====== Raw data ======

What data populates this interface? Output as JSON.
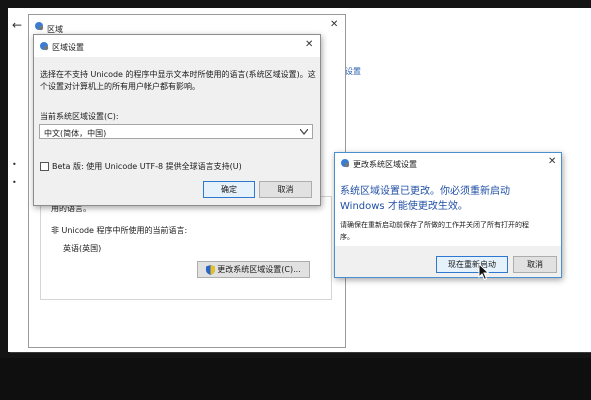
{
  "bg": {
    "link_text": "设置",
    "back_glyph": "←",
    "bullet_glyph": "•"
  },
  "region_window": {
    "title": "区域",
    "close_glyph": "✕",
    "partial_text": "用的语言。",
    "non_unicode_label": "非 Unicode 程序中所使用的当前语言:",
    "current_language": "英语(英国)",
    "change_button": "更改系统区域设置(C)..."
  },
  "locale_dialog": {
    "title": "区域设置",
    "close_glyph": "✕",
    "description_line1": "选择在不支持 Unicode 的程序中显示文本时所使用的语言(系统区域设置)。这",
    "description_line2": "个设置对计算机上的所有用户帐户都有影响。",
    "locale_label": "当前系统区域设置(C):",
    "locale_value": "中文(简体，中国)",
    "beta_label": "Beta 版: 使用 Unicode UTF-8 提供全球语言支持(U)",
    "beta_checked": false,
    "ok_button": "确定",
    "cancel_button": "取消"
  },
  "change_dialog": {
    "title": "更改系统区域设置",
    "close_glyph": "✕",
    "headline1": "系统区域设置已更改。你必须重新启动",
    "headline2": "Windows 才能使更改生效。",
    "note_line1": "请确保在重新启动前保存了所做的工作并关闭了所有打开的程",
    "note_line2": "序。",
    "restart_button": "现在重新启动",
    "cancel_button": "取消"
  },
  "icons": {
    "window_icon": "globe-settings-icon",
    "shield": "uac-shield-icon",
    "cursor": "mouse-pointer-icon",
    "dropdown": "chevron-down-icon"
  },
  "colors": {
    "headline_blue": "#1f4fa5",
    "link_blue": "#2a5fb0",
    "dialog_bg": "#f0f0f0",
    "default_button_border": "#2f78d0"
  }
}
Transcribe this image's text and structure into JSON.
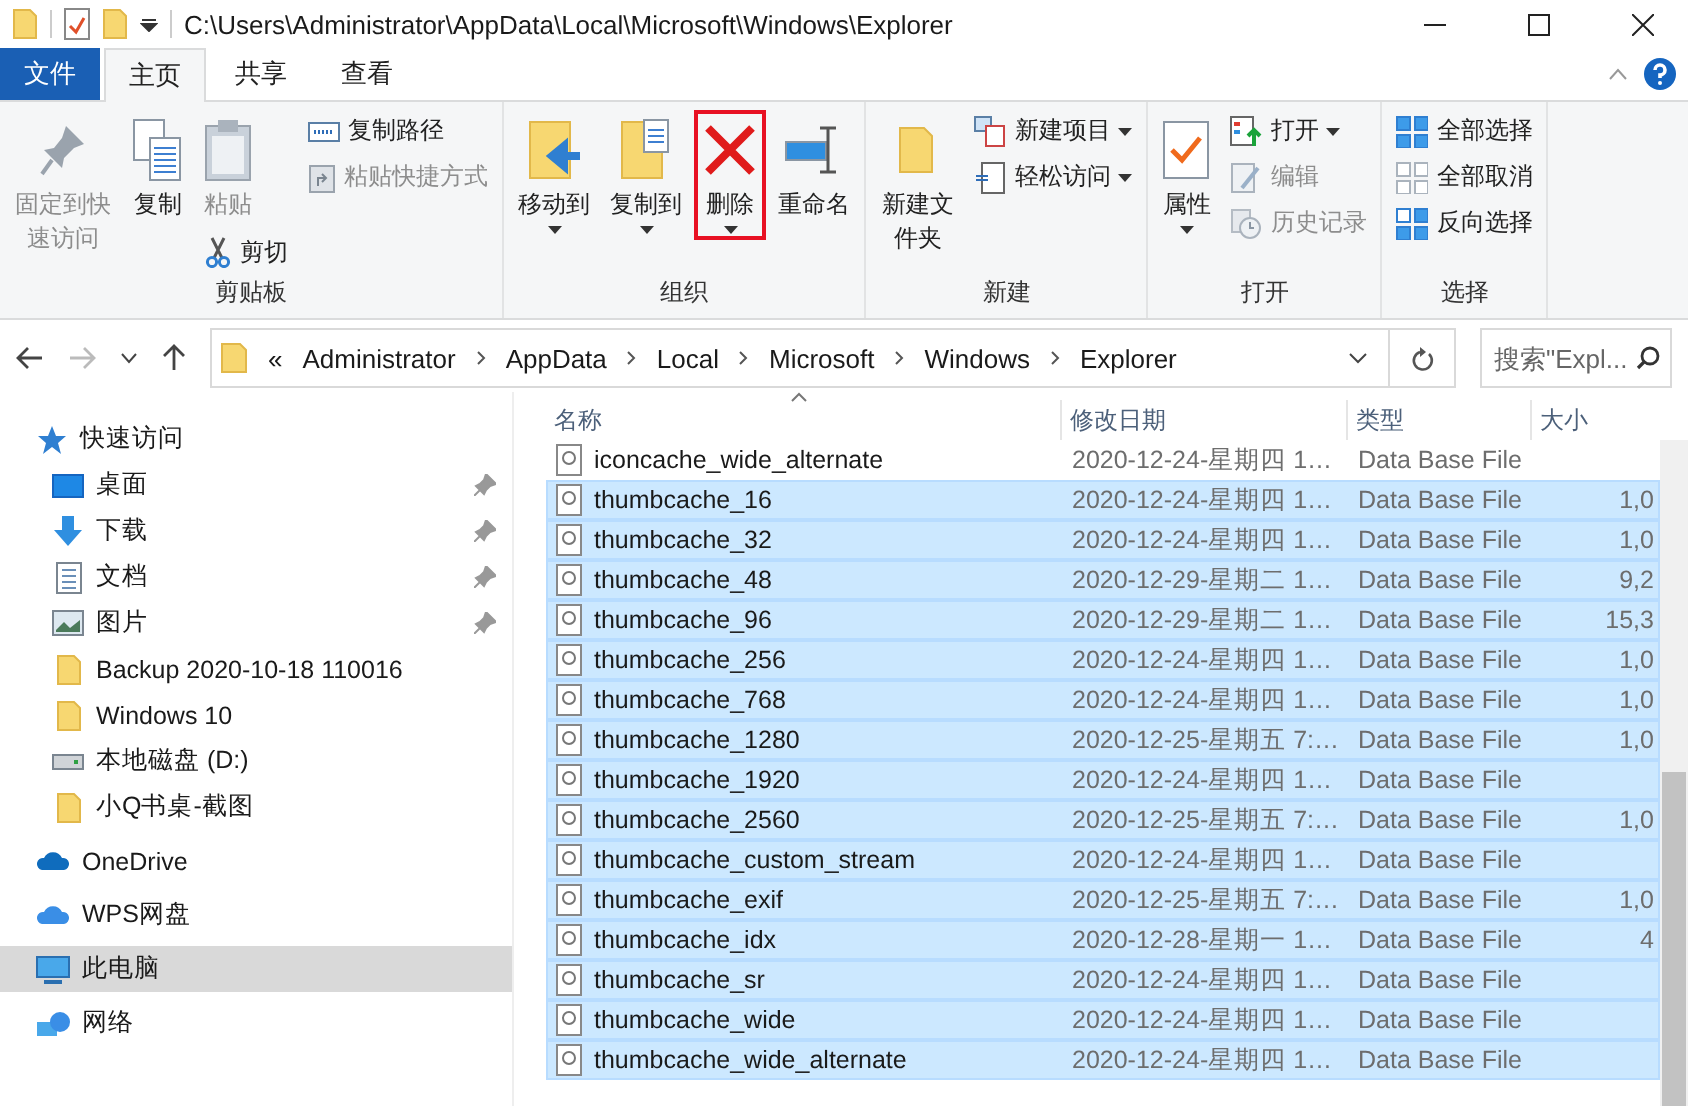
{
  "window": {
    "title": "C:\\Users\\Administrator\\AppData\\Local\\Microsoft\\Windows\\Explorer"
  },
  "tabs": [
    {
      "label": "文件",
      "kind": "file",
      "selected": false
    },
    {
      "label": "主页",
      "kind": "tab",
      "selected": true
    },
    {
      "label": "共享",
      "kind": "tab",
      "selected": false
    },
    {
      "label": "查看",
      "kind": "tab",
      "selected": false
    }
  ],
  "ribbon": {
    "groups": [
      {
        "label": "剪贴板",
        "columns": [
          [
            {
              "label": "固定到快速访问",
              "kind": "large",
              "dropdown": false,
              "disabled": true,
              "highlighted": false
            }
          ],
          [
            {
              "label": "复制",
              "kind": "large",
              "dropdown": false,
              "disabled": false,
              "highlighted": false
            }
          ],
          [
            {
              "label": "粘贴",
              "kind": "large",
              "dropdown": false,
              "disabled": true,
              "highlighted": false
            },
            {
              "label": "剪切",
              "kind": "small",
              "dropdown": false,
              "disabled": false,
              "highlighted": false
            }
          ],
          [
            {
              "label": "复制路径",
              "kind": "small",
              "dropdown": false,
              "disabled": false,
              "highlighted": false
            },
            {
              "label": "粘贴快捷方式",
              "kind": "small",
              "dropdown": false,
              "disabled": true,
              "highlighted": false
            }
          ]
        ]
      },
      {
        "label": "组织",
        "columns": [
          [
            {
              "label": "移动到",
              "kind": "large",
              "dropdown": true,
              "disabled": false,
              "highlighted": false
            }
          ],
          [
            {
              "label": "复制到",
              "kind": "large",
              "dropdown": true,
              "disabled": false,
              "highlighted": false
            }
          ],
          [
            {
              "label": "删除",
              "kind": "large",
              "dropdown": true,
              "disabled": false,
              "highlighted": true
            }
          ],
          [
            {
              "label": "重命名",
              "kind": "large",
              "dropdown": false,
              "disabled": false,
              "highlighted": false
            }
          ]
        ]
      },
      {
        "label": "新建",
        "columns": [
          [
            {
              "label": "新建文件夹",
              "kind": "large",
              "dropdown": false,
              "disabled": false,
              "highlighted": false
            }
          ],
          [
            {
              "label": "新建项目",
              "kind": "small",
              "dropdown": true,
              "disabled": false,
              "highlighted": false
            },
            {
              "label": "轻松访问",
              "kind": "small",
              "dropdown": true,
              "disabled": false,
              "highlighted": false
            }
          ]
        ]
      },
      {
        "label": "打开",
        "columns": [
          [
            {
              "label": "属性",
              "kind": "large",
              "dropdown": true,
              "disabled": false,
              "highlighted": false
            }
          ],
          [
            {
              "label": "打开",
              "kind": "small",
              "dropdown": true,
              "disabled": false,
              "highlighted": false
            },
            {
              "label": "编辑",
              "kind": "small",
              "dropdown": false,
              "disabled": true,
              "highlighted": false
            },
            {
              "label": "历史记录",
              "kind": "small",
              "dropdown": false,
              "disabled": true,
              "highlighted": false
            }
          ]
        ]
      },
      {
        "label": "选择",
        "columns": [
          [
            {
              "label": "全部选择",
              "kind": "small",
              "dropdown": false,
              "disabled": false,
              "highlighted": false
            },
            {
              "label": "全部取消",
              "kind": "small",
              "dropdown": false,
              "disabled": false,
              "highlighted": false
            },
            {
              "label": "反向选择",
              "kind": "small",
              "dropdown": false,
              "disabled": false,
              "highlighted": false
            }
          ]
        ]
      }
    ]
  },
  "address": {
    "overflow": "«",
    "crumbs": [
      "Administrator",
      "AppData",
      "Local",
      "Microsoft",
      "Windows",
      "Explorer"
    ]
  },
  "search": {
    "placeholder": "搜索\"Expl..."
  },
  "sidebar": {
    "items": [
      {
        "label": "快速访问",
        "selected": false,
        "children": [
          {
            "label": "桌面",
            "pinned": true,
            "selected": false
          },
          {
            "label": "下载",
            "pinned": true,
            "selected": false
          },
          {
            "label": "文档",
            "pinned": true,
            "selected": false
          },
          {
            "label": "图片",
            "pinned": true,
            "selected": false
          },
          {
            "label": "Backup 2020-10-18 110016",
            "pinned": false,
            "selected": false
          },
          {
            "label": "Windows 10",
            "pinned": false,
            "selected": false
          },
          {
            "label": "本地磁盘 (D:)",
            "pinned": false,
            "selected": false
          },
          {
            "label": "小Q书桌-截图",
            "pinned": false,
            "selected": false
          }
        ]
      },
      {
        "label": "OneDrive",
        "selected": false
      },
      {
        "label": "WPS网盘",
        "selected": false
      },
      {
        "label": "此电脑",
        "selected": true
      },
      {
        "label": "网络",
        "selected": false
      }
    ]
  },
  "table": {
    "columns": [
      "名称",
      "修改日期",
      "类型",
      "大小"
    ],
    "rows": [
      {
        "name": "iconcache_wide_alternate",
        "date": "2020-12-24-星期四 1…",
        "type": "Data Base File",
        "selected": false
      },
      {
        "name": "thumbcache_16",
        "date": "2020-12-24-星期四 1…",
        "type": "Data Base File",
        "size": "1,0",
        "selected": true
      },
      {
        "name": "thumbcache_32",
        "date": "2020-12-24-星期四 1…",
        "type": "Data Base File",
        "size": "1,0",
        "selected": true
      },
      {
        "name": "thumbcache_48",
        "date": "2020-12-29-星期二 1…",
        "type": "Data Base File",
        "size": "9,2",
        "selected": true
      },
      {
        "name": "thumbcache_96",
        "date": "2020-12-29-星期二 1…",
        "type": "Data Base File",
        "size": "15,3",
        "selected": true
      },
      {
        "name": "thumbcache_256",
        "date": "2020-12-24-星期四 1…",
        "type": "Data Base File",
        "size": "1,0",
        "selected": true
      },
      {
        "name": "thumbcache_768",
        "date": "2020-12-24-星期四 1…",
        "type": "Data Base File",
        "size": "1,0",
        "selected": true
      },
      {
        "name": "thumbcache_1280",
        "date": "2020-12-25-星期五 7:…",
        "type": "Data Base File",
        "size": "1,0",
        "selected": true
      },
      {
        "name": "thumbcache_1920",
        "date": "2020-12-24-星期四 1…",
        "type": "Data Base File",
        "selected": true
      },
      {
        "name": "thumbcache_2560",
        "date": "2020-12-25-星期五 7:…",
        "type": "Data Base File",
        "size": "1,0",
        "selected": true
      },
      {
        "name": "thumbcache_custom_stream",
        "date": "2020-12-24-星期四 1…",
        "type": "Data Base File",
        "selected": true
      },
      {
        "name": "thumbcache_exif",
        "date": "2020-12-25-星期五 7:…",
        "type": "Data Base File",
        "size": "1,0",
        "selected": true
      },
      {
        "name": "thumbcache_idx",
        "date": "2020-12-28-星期一 1…",
        "type": "Data Base File",
        "size": "4",
        "selected": true
      },
      {
        "name": "thumbcache_sr",
        "date": "2020-12-24-星期四 1…",
        "type": "Data Base File",
        "selected": true
      },
      {
        "name": "thumbcache_wide",
        "date": "2020-12-24-星期四 1…",
        "type": "Data Base File",
        "selected": true
      },
      {
        "name": "thumbcache_wide_alternate",
        "date": "2020-12-24-星期四 1…",
        "type": "Data Base File",
        "selected": true
      }
    ]
  }
}
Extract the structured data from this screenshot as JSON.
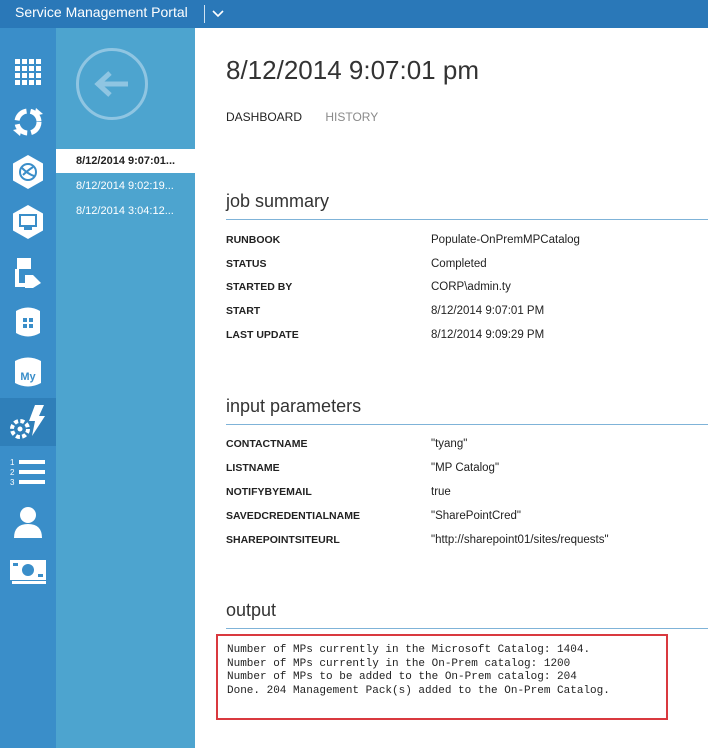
{
  "app": {
    "title": "Service Management Portal"
  },
  "rail": {
    "items": [
      {
        "icon": "all-items-grid-icon"
      },
      {
        "icon": "automation-cycle-icon"
      },
      {
        "icon": "websites-icon"
      },
      {
        "icon": "virtual-machines-icon"
      },
      {
        "icon": "service-bus-icon"
      },
      {
        "icon": "sql-database-icon"
      },
      {
        "icon": "mysql-database-icon"
      },
      {
        "icon": "automation-runbooks-icon",
        "active": true
      },
      {
        "icon": "plans-list-icon"
      },
      {
        "icon": "user-accounts-icon"
      },
      {
        "icon": "subscriptions-icon"
      }
    ]
  },
  "jobs_list": {
    "items": [
      {
        "label": "8/12/2014 9:07:01...",
        "selected": true
      },
      {
        "label": "8/12/2014 9:02:19..."
      },
      {
        "label": "8/12/2014 3:04:12..."
      }
    ]
  },
  "main": {
    "title": "8/12/2014 9:07:01 pm",
    "tabs": [
      {
        "label": "DASHBOARD",
        "active": true
      },
      {
        "label": "HISTORY"
      }
    ],
    "job_summary": {
      "heading": "job summary",
      "rows": [
        {
          "key": "RUNBOOK",
          "value": "Populate-OnPremMPCatalog"
        },
        {
          "key": "STATUS",
          "value": "Completed"
        },
        {
          "key": "STARTED BY",
          "value": "CORP\\admin.ty"
        },
        {
          "key": "START",
          "value": "8/12/2014 9:07:01 PM"
        },
        {
          "key": "LAST UPDATE",
          "value": "8/12/2014 9:09:29 PM"
        }
      ]
    },
    "input_parameters": {
      "heading": "input parameters",
      "rows": [
        {
          "key": "CONTACTNAME",
          "value": "\"tyang\""
        },
        {
          "key": "LISTNAME",
          "value": "\"MP Catalog\""
        },
        {
          "key": "NOTIFYBYEMAIL",
          "value": "true"
        },
        {
          "key": "SAVEDCREDENTIALNAME",
          "value": "\"SharePointCred\""
        },
        {
          "key": "SHAREPOINTSITEURL",
          "value": "\"http://sharepoint01/sites/requests\""
        }
      ]
    },
    "output": {
      "heading": "output",
      "lines": [
        "Number of MPs currently in the Microsoft Catalog: 1404.",
        "Number of MPs currently in the On-Prem catalog: 1200",
        "Number of MPs to be added to the On-Prem catalog: 204",
        "Done. 204 Management Pack(s) added to the On-Prem Catalog."
      ]
    }
  },
  "colors": {
    "topbar": "#2a78b8",
    "rail": "#3a8ec9",
    "panel": "#4da4cf",
    "accent_rule": "#7fb3d8",
    "highlight_border": "#d9393f"
  }
}
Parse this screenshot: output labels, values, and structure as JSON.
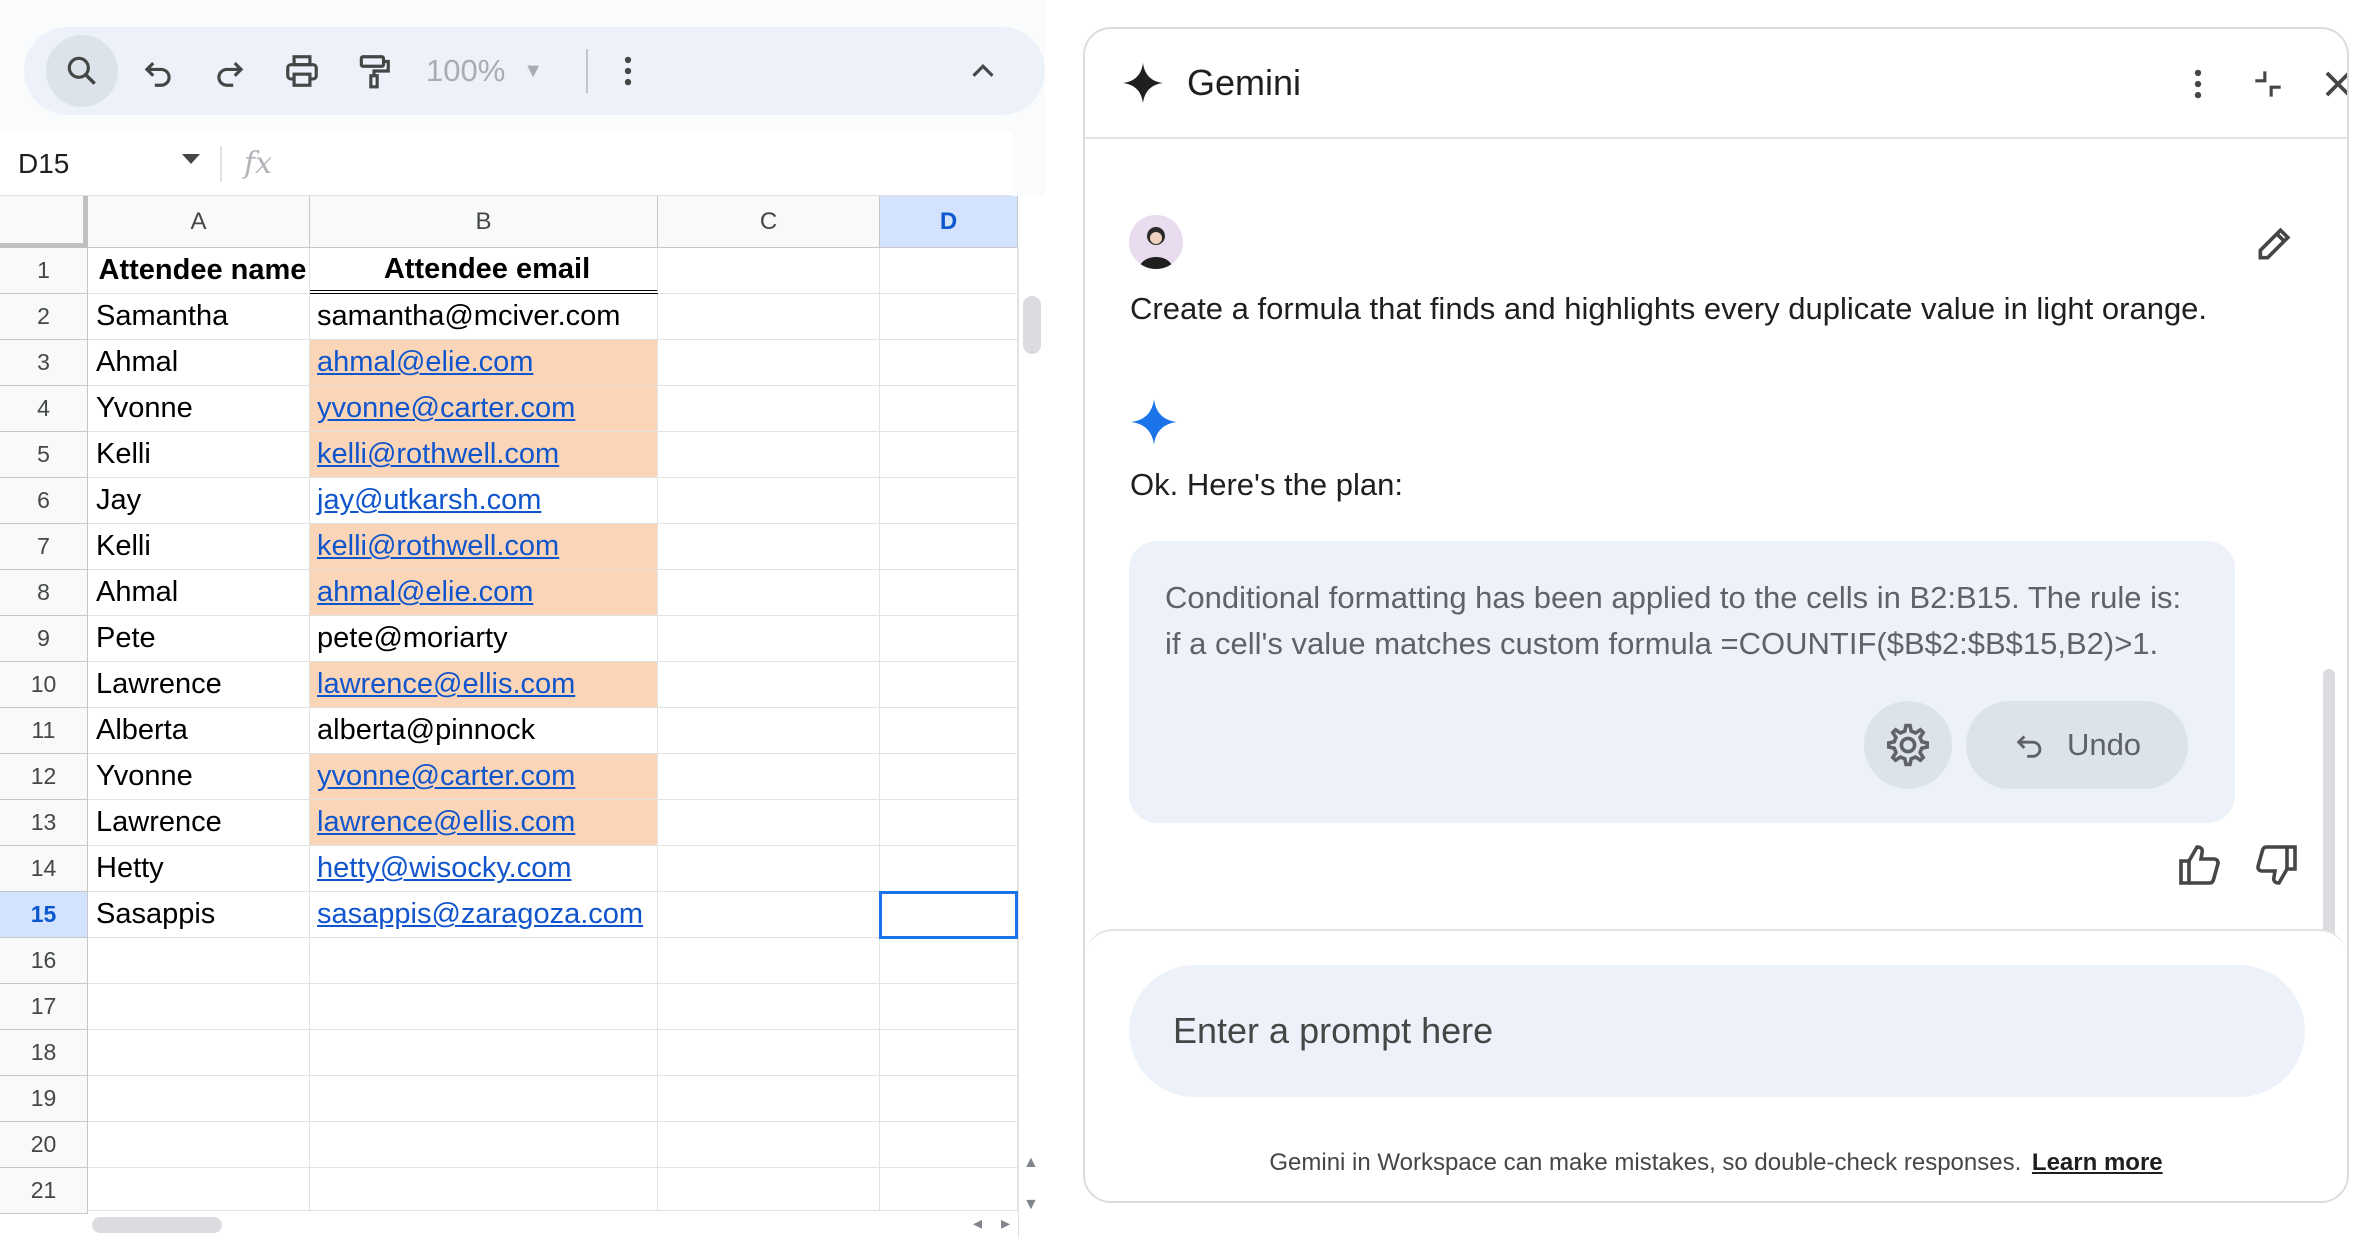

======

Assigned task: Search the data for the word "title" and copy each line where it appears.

Solution below:
    "title": "区域",
    "title": "区域设置",
    "title": "更改系统区域设置",
    "title": "C:\\Users\\Administrator\\AppData\\Local\\Microsoft\\Windows\\Explorer"
    "title": "Service Management Portal"
    "title": "8/12/2014 9:07:01 pm",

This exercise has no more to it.